However, SpaceX is the only company that offered NASA a fully-reusable launch system capable of transporting both astronauts and a significant amount of cargo, unlike its competitors that only designed a lander capsule that needs to be launched atop a separate rocket. Starship will be capable of in-orbit refueling to fly between the surface and lunar orbit many times. The vehicle can also be used to build a permanent base, astronauts would be able to work and sleep inside Starship’s pressurized cabin on the Moon.
07/27/2021 Update: This Image was included to show an example of Boeing vehicle’s approximate size in comparison to Starship.
NASA says it decided to select one company because of budget constraints. Congress only approved $850 million for the HLS program in fiscal year 2021. In June, the U.S. Senate passed a new bill that would require NASA to select two companies for the HLS lander, if the U.S. House of representatives approve the funding bill.
Initially, Boeing proposed a cost of $5.99 billion to develop its lunar lander for NASA which is roughly double the cost of SpaceX's HLS contract proposal. On Monday, July 26, Blue Origin founder Jeff Bezos wrote an open letter to NASA Administrator Bill Nelson, in which he requests a chance to compete with SpaceX. Bezos is now offering to cover up to $2 billion in lunar lander development costs if NASA gives The National Team a chance to compete with SpaceX’s lunar lander. "Blue Origin will bridge the HLS budgetary funding shortfall by waiving all payments in the current and next two government fiscal years up to $2B to get the program back on track right now. This offer is not a deferral, but is an outright and permanent waiver of those payments," he wrote in the letter.
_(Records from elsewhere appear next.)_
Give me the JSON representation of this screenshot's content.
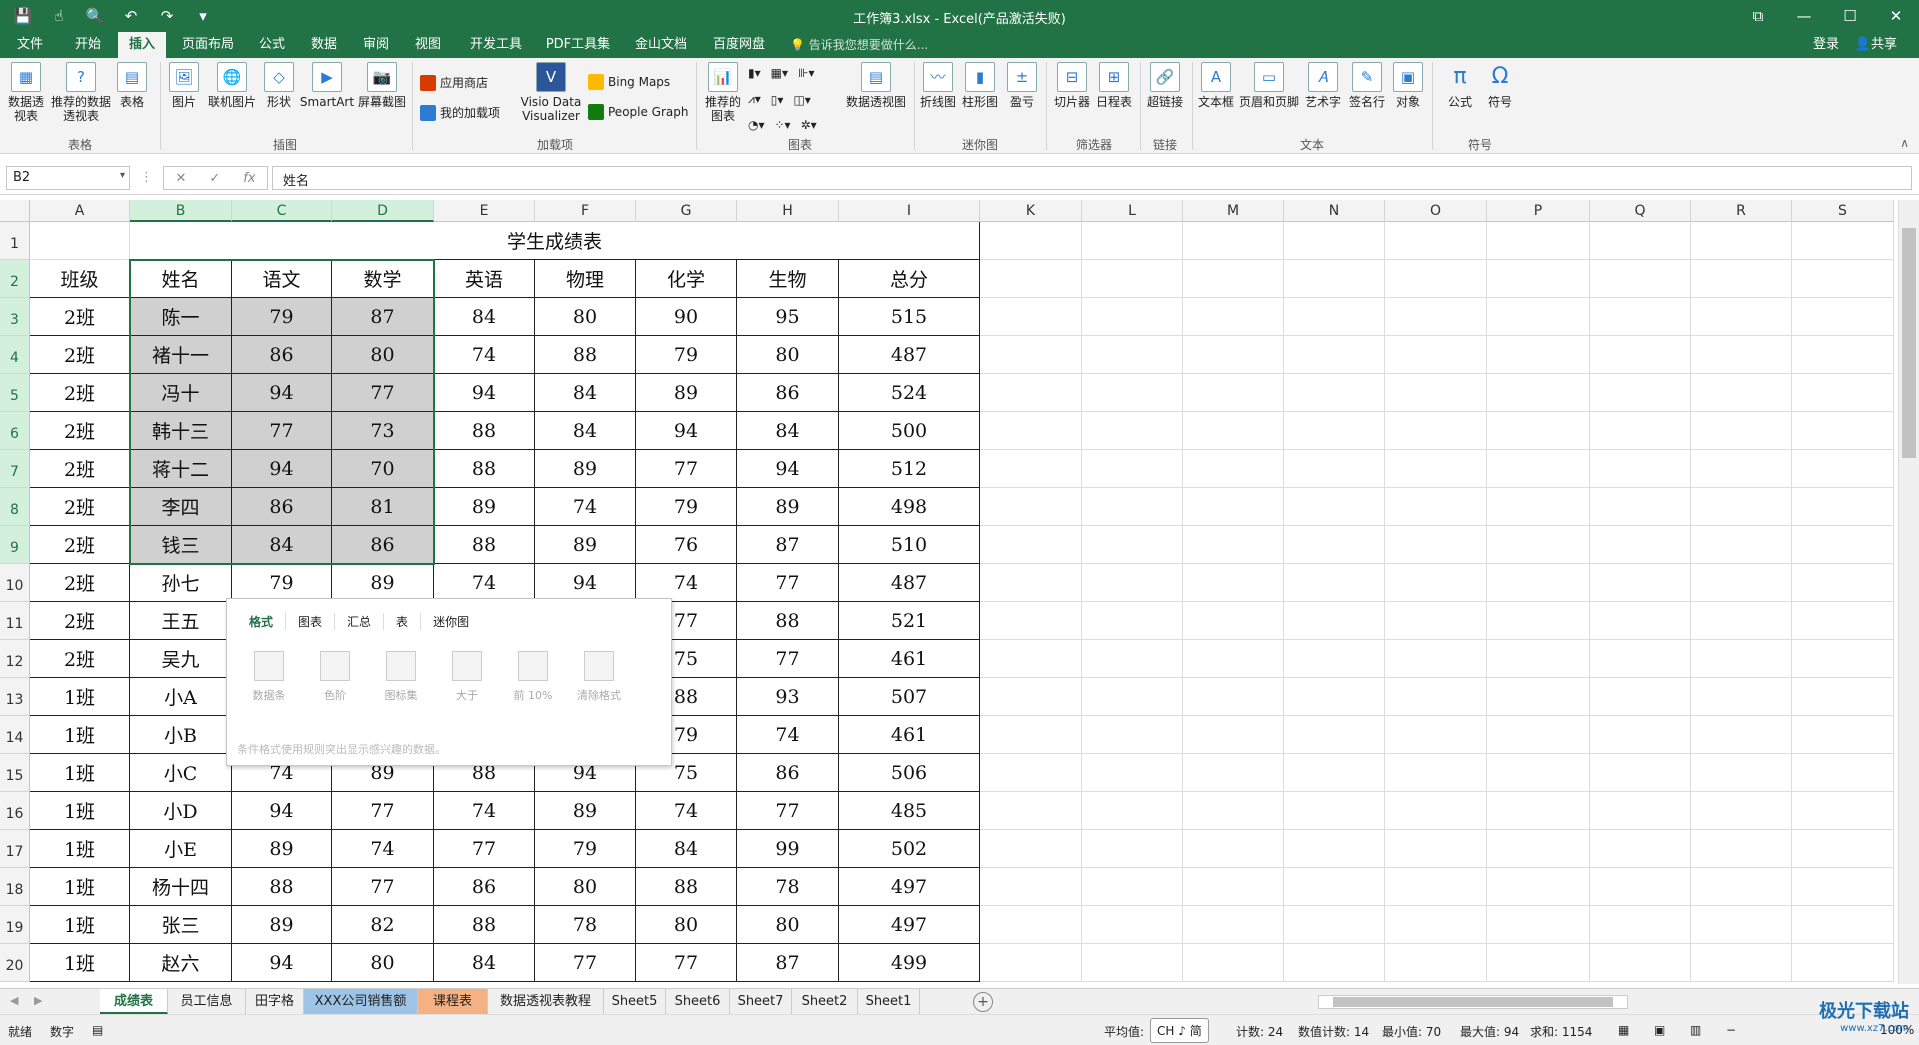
{
  "title_bar": {
    "title": "工作簿3.xlsx - Excel(产品激活失败)",
    "controls": [
      "⧉",
      "—",
      "☐",
      "✕"
    ]
  },
  "quick_access": {
    "icons": [
      "save-icon",
      "touch-icon",
      "preview-icon",
      "undo-icon",
      "redo-icon",
      "customize-icon"
    ]
  },
  "menu_tabs": [
    {
      "label": "文件"
    },
    {
      "label": "开始"
    },
    {
      "label": "插入"
    },
    {
      "label": "页面布局"
    },
    {
      "label": "公式"
    },
    {
      "label": "数据"
    },
    {
      "label": "审阅"
    },
    {
      "label": "视图"
    },
    {
      "label": "开发工具"
    },
    {
      "label": "PDF工具集"
    },
    {
      "label": "金山文档"
    },
    {
      "label": "百度网盘"
    }
  ],
  "active_tab": "插入",
  "tell_me": "告诉我您想要做什么...",
  "account": {
    "login": "登录",
    "share": "共享"
  },
  "ribbon": {
    "tables_group": {
      "label": "表格",
      "buttons": [
        "数据透视表",
        "推荐的数据透视表",
        "表格"
      ]
    },
    "illustrations_group": {
      "label": "插图",
      "buttons": [
        "图片",
        "联机图片",
        "形状",
        "SmartArt",
        "屏幕截图"
      ]
    },
    "addins_group": {
      "label": "加载项",
      "buttons": [
        "应用商店",
        "我的加载项",
        "Visio Data Visualizer",
        "Bing Maps",
        "People Graph"
      ]
    },
    "charts_group": {
      "label": "图表",
      "buttons": [
        "推荐的图表",
        "数据透视图"
      ]
    },
    "sparklines_group": {
      "label": "迷你图",
      "buttons": [
        "折线图",
        "柱形图",
        "盈亏"
      ]
    },
    "filters_group": {
      "label": "筛选器",
      "buttons": [
        "切片器",
        "日程表"
      ]
    },
    "links_group": {
      "label": "链接",
      "buttons": [
        "超链接"
      ]
    },
    "text_group": {
      "label": "文本",
      "buttons": [
        "文本框",
        "页眉和页脚",
        "艺术字",
        "签名行",
        "对象"
      ]
    },
    "symbols_group": {
      "label": "符号",
      "buttons": [
        "公式",
        "符号"
      ]
    }
  },
  "formula_bar": {
    "name_box": "B2",
    "content": "姓名"
  },
  "columns": [
    "A",
    "B",
    "C",
    "D",
    "E",
    "F",
    "G",
    "H",
    "I",
    "K",
    "L",
    "M",
    "N",
    "O",
    "P",
    "Q",
    "R",
    "S"
  ],
  "selected_columns": [
    "B",
    "C",
    "D"
  ],
  "sheet": {
    "title": "学生成绩表",
    "headers": [
      "班级",
      "姓名",
      "语文",
      "数学",
      "英语",
      "物理",
      "化学",
      "生物",
      "总分"
    ],
    "rows": [
      [
        "2班",
        "陈一",
        "79",
        "87",
        "84",
        "80",
        "90",
        "95",
        "515"
      ],
      [
        "2班",
        "褚十一",
        "86",
        "80",
        "74",
        "88",
        "79",
        "80",
        "487"
      ],
      [
        "2班",
        "冯十",
        "94",
        "77",
        "94",
        "84",
        "89",
        "86",
        "524"
      ],
      [
        "2班",
        "韩十三",
        "77",
        "73",
        "88",
        "84",
        "94",
        "84",
        "500"
      ],
      [
        "2班",
        "蒋十二",
        "94",
        "70",
        "88",
        "89",
        "77",
        "94",
        "512"
      ],
      [
        "2班",
        "李四",
        "86",
        "81",
        "89",
        "74",
        "79",
        "89",
        "498"
      ],
      [
        "2班",
        "钱三",
        "84",
        "86",
        "88",
        "89",
        "76",
        "87",
        "510"
      ],
      [
        "2班",
        "孙七",
        "79",
        "89",
        "74",
        "94",
        "74",
        "77",
        "487"
      ],
      [
        "2班",
        "王五",
        "",
        "",
        "",
        "",
        "77",
        "88",
        "521"
      ],
      [
        "2班",
        "吴九",
        "",
        "",
        "",
        "",
        "75",
        "77",
        "461"
      ],
      [
        "1班",
        "小A",
        "",
        "",
        "",
        "",
        "88",
        "93",
        "507"
      ],
      [
        "1班",
        "小B",
        "",
        "",
        "",
        "",
        "79",
        "74",
        "461"
      ],
      [
        "1班",
        "小C",
        "74",
        "89",
        "88",
        "94",
        "75",
        "86",
        "506"
      ],
      [
        "1班",
        "小D",
        "94",
        "77",
        "74",
        "89",
        "74",
        "77",
        "485"
      ],
      [
        "1班",
        "小E",
        "89",
        "74",
        "77",
        "79",
        "84",
        "99",
        "502"
      ],
      [
        "1班",
        "杨十四",
        "88",
        "77",
        "86",
        "80",
        "88",
        "78",
        "497"
      ],
      [
        "1班",
        "张三",
        "89",
        "82",
        "88",
        "78",
        "80",
        "80",
        "497"
      ],
      [
        "1班",
        "赵六",
        "94",
        "80",
        "84",
        "77",
        "77",
        "87",
        "499"
      ]
    ]
  },
  "quick_analysis": {
    "tabs": [
      "格式",
      "图表",
      "汇总",
      "表",
      "迷你图"
    ],
    "options": [
      "数据条",
      "色阶",
      "图标集",
      "大于",
      "前 10%",
      "清除格式"
    ],
    "description": "条件格式使用规则突出显示感兴趣的数据。"
  },
  "sheet_tabs": [
    "成绩表",
    "员工信息",
    "田字格",
    "XXX公司销售额",
    "课程表",
    "数据透视表教程",
    "Sheet5",
    "Sheet6",
    "Sheet7",
    "Sheet2",
    "Sheet1"
  ],
  "status": {
    "mode": "就绪",
    "input": "数字",
    "average": "平均值: ",
    "ime": "CH ♪ 简",
    "count": "计数: 24",
    "numcount": "数值计数: 14",
    "min": "最小值: 70",
    "max": "最大值: 94",
    "sum": "求和: 1154",
    "zoom": "100%"
  },
  "watermark": {
    "text": "极光下载站",
    "url": "www.xz7.com"
  },
  "colors": {
    "accent": "#217346",
    "selection": "#d3f0dc",
    "highlight": "#d0d0d0"
  }
}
“Instead of this single source approach, NASA should embrace its original strategy of competition,” Bezos wrote. “[…] Without competition, a short time into the contract, NASA will find itself with limited options as it attempts to negotiate missed deadlines, design changes, and cost overruns.” “[…] We stand ready to help NASA moderate its technical risks and solve its budgetary constraints and put the Artemis Program back on a more competitive, credible, and sustainable path. [...] If NASA has different ideas about what would best facilitate getting back to true competition now, we are ready and willing to discuss them,” Bezos further added. NASA officials have not made a public statement about Bezos open letter request. You can read Jeff Bezos' full letter at Blue Origin’s website: Open Letter to NASA Administrator Bill Nelson.
Featured Image Source: Blue Origin & SpaceX
About the Author
Evelyn J. Arevalo joined Tesmanian in 2019 to cover news as a Space Journalist and SpaceX Starbase Texas Correspondent. Evelyn is specialized in rocketry and space exploration. The main topics she covers are SpaceX and NASA.